Silver Arrows triumph in 1938 championship: Triple victory in French Grand Prix
- 75 years ago: Manfred von Brauchitsch won the French Grand Prix in a Mercedes-Benz W 154
- The triple victory of the Silver Arrows in 1938 recalled the long tradition of racing success in France
Stuttgart – The 1938 French Grand Prix was the racing year’s first major duel between the Mercedes-Benz W 154 Silver Arrows and the rival Auto Union vehicles. The Stuttgart racing team’s triple victory reflected its complete dominance of the race. Manfred von Brauchitsch took first place ahead of Rudolf Caracciola and Hermann Lang. Lang, who started from pole position, recorded the fastest lap time
The Mercedes-Benz W 154 Silver Arrows battled it out among themselves to determine who was to win the French Grand Prix on 3 July 1938. Their Auto Union rivals, in the shape of two new Type D racing cars which were making their debut in this important race, dropped out during the first lap. Led by Stuttgart works team drivers Hermann Lang, Manfred von Brauchitsch, and Rudolf Caracciola, the field also included two Talbot T150C cars, a Sefac and a Bugatti T59/50B.
After 64 laps over a total distance of 500.86 kilometres, von Brauchitsch crossed the line victorious – “in a new record time ahead of Caracciola and Lang,” as the Mercedes-Benz works team driver noted with satisfaction in his biography “No victory without a struggle.” The fastest lap was logged by Lang on the “very fast triangular circuit in Reims, the ancient city of coronations,” as the former motor racing mechanic later recalled.
The overwhelming success in Reims was doubly significant for Mercedes-Benz: for one thing, it was the first race of the season to count towards the European Championship. “ The chances of taking the coveted title of European Champion rise and fall with every race,” as racing manager Alfred Neubauer observed.
But the triple victory in the French Grand Prix also had a special historical resonance. It was in France, where the first car race was held between Paris and Rouen in 1894 and where the brand name Mercedes was coined at the “Nice Racing Week” in 1901, that the Daimler-Motoren-Gesellschaft, followed by two Benz cars, had won the 1908 Grand Prix in Dieppe. 1914 saw a triple win for the Mercedes racing cars in Lyon – a victory which remains one of the most significant for the brand to this day. Finally, in 1954, there was the spectacular one-two victory when the brand returned to Formula 1 at the French Grand Prix in Reims with the streamlined version of the Mercedes-Benz W 196 R and drivers Juan Manuel Fangio and Karl Kling.

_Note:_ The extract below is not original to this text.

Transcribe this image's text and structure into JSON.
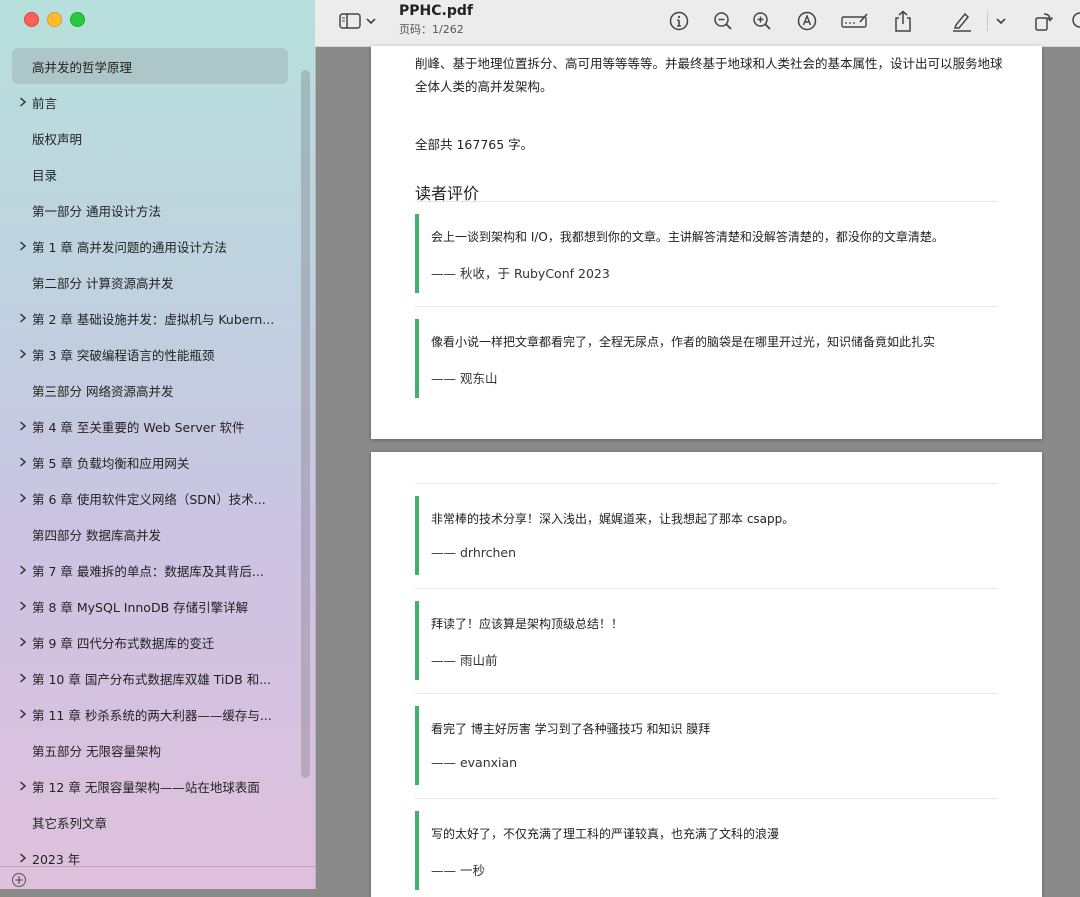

Silver Arrows on the silver screen
The triple victory in Reims in 1938 was one of the great successes for Mercedes-Benz in an extremely exciting racing season, from which Rudolf Caracciola was to emerge as European Champion. “The cars are like capricious prima donnas. They won’t take just any oil or fuel and they are even more fastidious where spark plugs are concerned,” said Alfred Neubauer, recalling the W 154. This first twelve-cylinder car from Mercedes-Benz was newly developed for the Grand Prix formula which came into force in 1938. The W 154 was capable of achieving up to 468 hp (344 kW), its V12 engine with 60-degree cylinder bank angle was supplied with compressed intake air via two roots type compressors. An aerodynamically efficient vehicle body protected the technology within. The competition was tough: “Races are becoming ever faster, ever more difficult, and the number of pretenders to the title is also growing,” wrote Caracciola as he looked back at the 1938 season.
But the racing drivers, mechanics, engineers, and strategists formed a great team which understood the single-seat, open-wheel race car down to the smallest detail. Summing up the result of this teamwork, Alfred Neubauer said: “We win every race we compete in” – including the French Grand Prix.